==== Given data

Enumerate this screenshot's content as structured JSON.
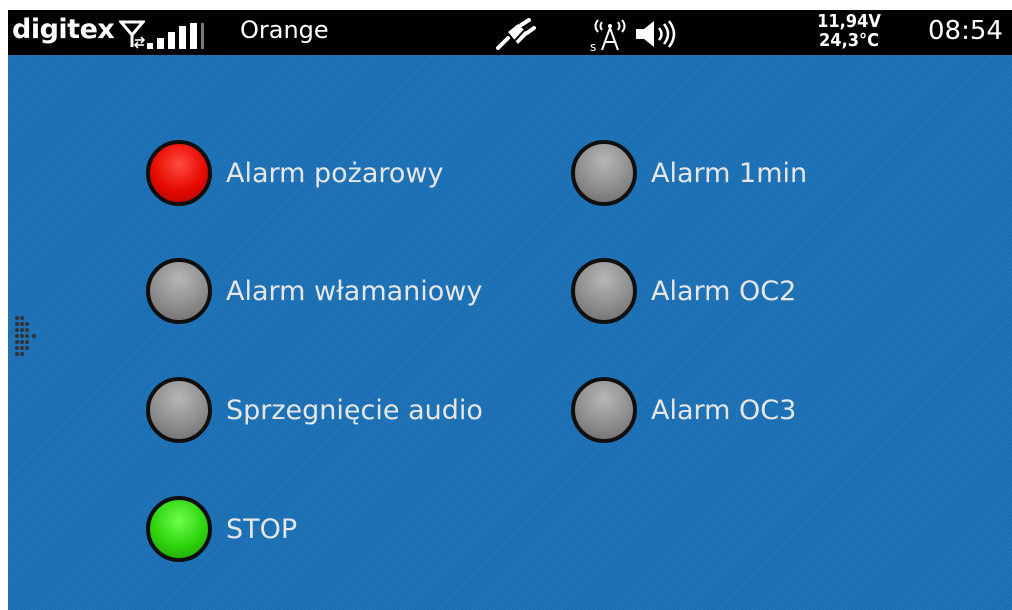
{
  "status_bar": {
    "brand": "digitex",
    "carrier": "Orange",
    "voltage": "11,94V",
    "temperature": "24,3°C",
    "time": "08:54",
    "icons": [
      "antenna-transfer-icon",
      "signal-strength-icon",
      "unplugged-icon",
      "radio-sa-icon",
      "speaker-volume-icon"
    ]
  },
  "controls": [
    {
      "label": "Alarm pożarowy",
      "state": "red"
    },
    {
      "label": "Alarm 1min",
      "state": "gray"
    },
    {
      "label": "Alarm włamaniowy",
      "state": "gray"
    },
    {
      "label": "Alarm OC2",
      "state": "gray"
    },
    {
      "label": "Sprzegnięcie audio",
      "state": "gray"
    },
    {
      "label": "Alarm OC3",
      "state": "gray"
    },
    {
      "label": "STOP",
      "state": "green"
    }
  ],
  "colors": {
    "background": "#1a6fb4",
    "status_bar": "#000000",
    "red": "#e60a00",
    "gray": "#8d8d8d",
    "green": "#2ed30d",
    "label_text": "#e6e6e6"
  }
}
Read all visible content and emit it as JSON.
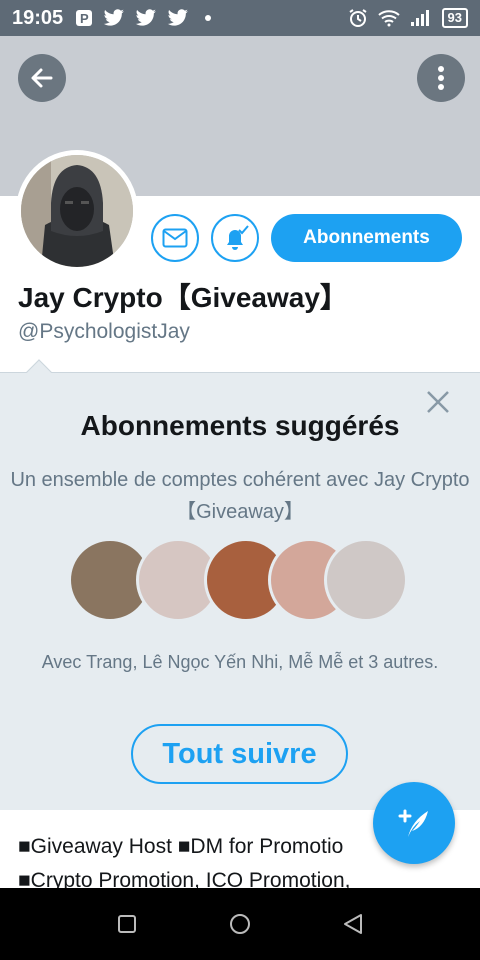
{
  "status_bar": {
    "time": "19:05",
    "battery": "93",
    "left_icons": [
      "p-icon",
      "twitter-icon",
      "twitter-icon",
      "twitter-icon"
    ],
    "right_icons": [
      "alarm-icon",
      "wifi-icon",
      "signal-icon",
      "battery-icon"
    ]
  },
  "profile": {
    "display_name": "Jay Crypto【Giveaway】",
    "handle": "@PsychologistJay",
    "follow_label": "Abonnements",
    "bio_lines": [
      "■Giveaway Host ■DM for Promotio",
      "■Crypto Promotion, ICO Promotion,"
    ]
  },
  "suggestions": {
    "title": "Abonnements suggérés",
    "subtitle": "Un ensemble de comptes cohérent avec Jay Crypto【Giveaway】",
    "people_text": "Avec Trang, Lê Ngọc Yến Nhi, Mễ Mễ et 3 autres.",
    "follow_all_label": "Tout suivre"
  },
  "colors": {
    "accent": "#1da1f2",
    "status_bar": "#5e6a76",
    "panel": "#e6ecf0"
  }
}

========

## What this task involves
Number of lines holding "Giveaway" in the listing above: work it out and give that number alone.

## Response for this exercise
3